It’s a shame, then, that her combat style is locked to INTERmission’s campaign. A feature that unlocks her and Sonon for use in the main game would have been a great bonus. Though, I’m sure balancing that would have been a nightmare for the developers.
As is, this is a great teaser for Yuffie’s character in Final Fantasy VII Remake part two. It also helps that, like VII Remake before it, Episode INTERmission isn’t a pushover. Even on normal difficulty, the game’ll challenge you, particularly with some of its later encounters. There’s plenty of incentive to go back on hard mode and put your skills to the test.
How ‘Bout Some Fort Condor?
Helping to flesh out Episode INTERmission is an impressive amount of side content. The DLC crams several activities into its two episodes to keep you busy, from a new take on the whack-a-box mini-game to the addition of a Ramuh VR mission. (Tip: Definitely grab Ramuh when you can in Chapter One. You’ll need all the help you can get for Chapter Two.)
The main side-gig, by far, is the new Fort Condor mini-game. In the original FFVII, Fort Condor was an optional location you visited in your travels. There, you were tasked with defending the fort from Shinra, in the form of an RTS-styled mini-game.
INTERmission carries over the spirit of the original mini-game, but changes up its “flavor” considerably. In Remake, Fort Condor is a board game the people of Midgar, Wutai, and presumably other nations play to pass the time. Throughout Chapter One, you can challenge various people around the Sector 7 slums to a friendly game—à la Triple Triad or Gwent—as you work your way up the competitive ladder.
In terms of gameplay, Fort Condor plays essentially like Clash Royale. You build a deck of cards, ranging from infantry to turrets and barracks. You spend ATB meter (i.e., elixir) to deploy these cards, with the goal of destroying up to three enemy towers. The side that eliminates these towers first—or maintains a lead when the timer hits zero—wins.
While not nearly as complex as Supercell’s hit mobile game, Fort Condor is surprisingly robust.

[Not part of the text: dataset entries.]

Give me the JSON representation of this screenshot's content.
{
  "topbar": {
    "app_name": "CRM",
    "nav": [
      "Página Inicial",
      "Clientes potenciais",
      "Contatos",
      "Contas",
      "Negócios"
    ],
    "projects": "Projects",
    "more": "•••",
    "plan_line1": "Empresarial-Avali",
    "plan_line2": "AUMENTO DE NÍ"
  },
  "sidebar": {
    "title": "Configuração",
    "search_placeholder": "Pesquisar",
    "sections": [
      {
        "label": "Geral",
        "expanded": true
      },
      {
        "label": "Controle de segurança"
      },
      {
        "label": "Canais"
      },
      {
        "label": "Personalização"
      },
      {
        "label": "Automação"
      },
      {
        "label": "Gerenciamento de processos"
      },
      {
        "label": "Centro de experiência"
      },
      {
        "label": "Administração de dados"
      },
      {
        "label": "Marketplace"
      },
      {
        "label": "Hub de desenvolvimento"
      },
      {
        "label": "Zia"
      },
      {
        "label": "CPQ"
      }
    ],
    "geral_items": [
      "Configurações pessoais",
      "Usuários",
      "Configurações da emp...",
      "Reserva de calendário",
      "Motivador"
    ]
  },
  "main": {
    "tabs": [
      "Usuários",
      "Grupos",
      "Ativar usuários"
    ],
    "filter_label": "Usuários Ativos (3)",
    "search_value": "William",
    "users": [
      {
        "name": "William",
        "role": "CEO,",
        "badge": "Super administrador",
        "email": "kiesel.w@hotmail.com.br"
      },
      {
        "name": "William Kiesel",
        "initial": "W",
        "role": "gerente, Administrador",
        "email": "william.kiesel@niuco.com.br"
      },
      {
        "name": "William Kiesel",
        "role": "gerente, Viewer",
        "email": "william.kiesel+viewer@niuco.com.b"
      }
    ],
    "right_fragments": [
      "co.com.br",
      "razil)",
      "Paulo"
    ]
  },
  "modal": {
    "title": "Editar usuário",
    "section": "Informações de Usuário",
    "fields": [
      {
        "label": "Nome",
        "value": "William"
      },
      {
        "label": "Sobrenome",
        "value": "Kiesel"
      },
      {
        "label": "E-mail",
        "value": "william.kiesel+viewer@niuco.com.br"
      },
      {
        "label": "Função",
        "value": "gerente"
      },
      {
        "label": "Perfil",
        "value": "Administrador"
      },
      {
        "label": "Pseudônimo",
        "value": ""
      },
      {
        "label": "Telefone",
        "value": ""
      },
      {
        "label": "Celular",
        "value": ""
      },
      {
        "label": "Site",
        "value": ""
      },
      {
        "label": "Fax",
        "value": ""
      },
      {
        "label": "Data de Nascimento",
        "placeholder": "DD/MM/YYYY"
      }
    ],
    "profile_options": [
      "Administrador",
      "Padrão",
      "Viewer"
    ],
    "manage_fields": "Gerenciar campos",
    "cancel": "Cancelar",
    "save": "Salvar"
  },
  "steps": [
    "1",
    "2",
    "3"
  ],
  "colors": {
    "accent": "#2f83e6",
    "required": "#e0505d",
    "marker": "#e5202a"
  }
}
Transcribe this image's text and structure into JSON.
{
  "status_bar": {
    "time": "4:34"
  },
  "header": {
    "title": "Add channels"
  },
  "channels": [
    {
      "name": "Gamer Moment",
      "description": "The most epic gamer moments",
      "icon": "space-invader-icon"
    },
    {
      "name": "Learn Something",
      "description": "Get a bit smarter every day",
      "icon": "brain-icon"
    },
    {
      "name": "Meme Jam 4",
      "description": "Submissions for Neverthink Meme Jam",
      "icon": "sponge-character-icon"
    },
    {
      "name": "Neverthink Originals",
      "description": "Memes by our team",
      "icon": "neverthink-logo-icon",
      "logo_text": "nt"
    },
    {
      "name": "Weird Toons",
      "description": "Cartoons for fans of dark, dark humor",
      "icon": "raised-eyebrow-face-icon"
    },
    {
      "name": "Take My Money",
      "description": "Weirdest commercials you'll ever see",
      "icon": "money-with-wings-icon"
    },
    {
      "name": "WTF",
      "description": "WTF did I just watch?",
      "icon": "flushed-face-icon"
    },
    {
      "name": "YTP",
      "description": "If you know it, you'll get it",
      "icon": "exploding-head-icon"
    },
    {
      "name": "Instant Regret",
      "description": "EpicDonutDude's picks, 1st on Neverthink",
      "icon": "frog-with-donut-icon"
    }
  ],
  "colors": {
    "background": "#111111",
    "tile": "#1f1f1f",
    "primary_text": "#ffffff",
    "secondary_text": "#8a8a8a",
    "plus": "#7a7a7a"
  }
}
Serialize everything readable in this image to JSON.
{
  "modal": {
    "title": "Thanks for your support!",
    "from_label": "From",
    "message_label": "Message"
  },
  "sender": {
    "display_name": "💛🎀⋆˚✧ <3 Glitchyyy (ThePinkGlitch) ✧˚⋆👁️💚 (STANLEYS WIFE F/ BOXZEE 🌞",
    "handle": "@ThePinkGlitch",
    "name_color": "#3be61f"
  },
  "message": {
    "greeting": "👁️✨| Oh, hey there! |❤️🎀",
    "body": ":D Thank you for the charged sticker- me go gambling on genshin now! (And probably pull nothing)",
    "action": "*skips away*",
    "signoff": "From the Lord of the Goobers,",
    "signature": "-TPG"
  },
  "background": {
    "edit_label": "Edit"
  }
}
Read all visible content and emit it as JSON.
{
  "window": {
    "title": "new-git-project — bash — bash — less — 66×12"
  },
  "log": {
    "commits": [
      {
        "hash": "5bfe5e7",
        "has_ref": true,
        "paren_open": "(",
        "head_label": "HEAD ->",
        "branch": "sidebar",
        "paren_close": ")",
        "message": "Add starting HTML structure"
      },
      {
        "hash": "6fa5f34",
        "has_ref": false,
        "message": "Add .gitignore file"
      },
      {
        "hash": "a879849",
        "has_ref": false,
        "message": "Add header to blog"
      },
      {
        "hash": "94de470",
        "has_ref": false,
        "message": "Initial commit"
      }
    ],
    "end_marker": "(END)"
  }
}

There are close to 20 different units, and a variety of deck archetypes you can build. As with INTERmission’s combat, it’s a shame Square Enix couldn’t implement something for replayability, such as online matchmaking. I can only hope the mini-game makes the cut for part two of the Remake, as it certainly earns that right.
While there’s a lot of good within Episode INTERmission, it’s not a flawless performance.
Despite some solid character moments, the DLC’s plot falls flat. Yuffie and Sonon’s mission adds virtually nothing to the overall narrative of FFVII Remake, and feels more like a Macguffin search than anything else. The story does add a bit of context to Midgar’s treatment of the people of Wutai, but don’t go in expecting any massive revelations.
There are also a few moments that gave me pause. Some, like Yuffie’s unbuttoned shorts, are direct carry-overs from the original game that I wish had stayed in the past. Others, namely a few late-story interactions between Yuffie and Sonon, felt wildly inconsistent with the characters INTERmission had taken care to build up over the course of several hours.
Considering the otherwise excellent package, it’s easy to overlook these qualms. But if Square Enix decides to invest in future episodic DLC—which I hope they do—hopefully they can build on these faults.
Despite some story misgivings, Episode INTERmission makes for an exceptional piece of DLC. It adds thrilling combat, a fun new character in Sonon, and Final Fantasy VII Remake’s best mini-game to date. It also includes a few bonus scenes that—without giving anything away—fans of the base game will want to watch.
At $20, Episode INTERmission isn’t the cheapest proposition, but it’s certainly a worthwhile one. If you’re lucky enough to have a PlayStation 5, do yourself a favor and give it a go. Yuffie fans, rejoice!
Enjoy our Episode INTERmission review? Check out our continued coverage of Final Fantasy VII Remake here.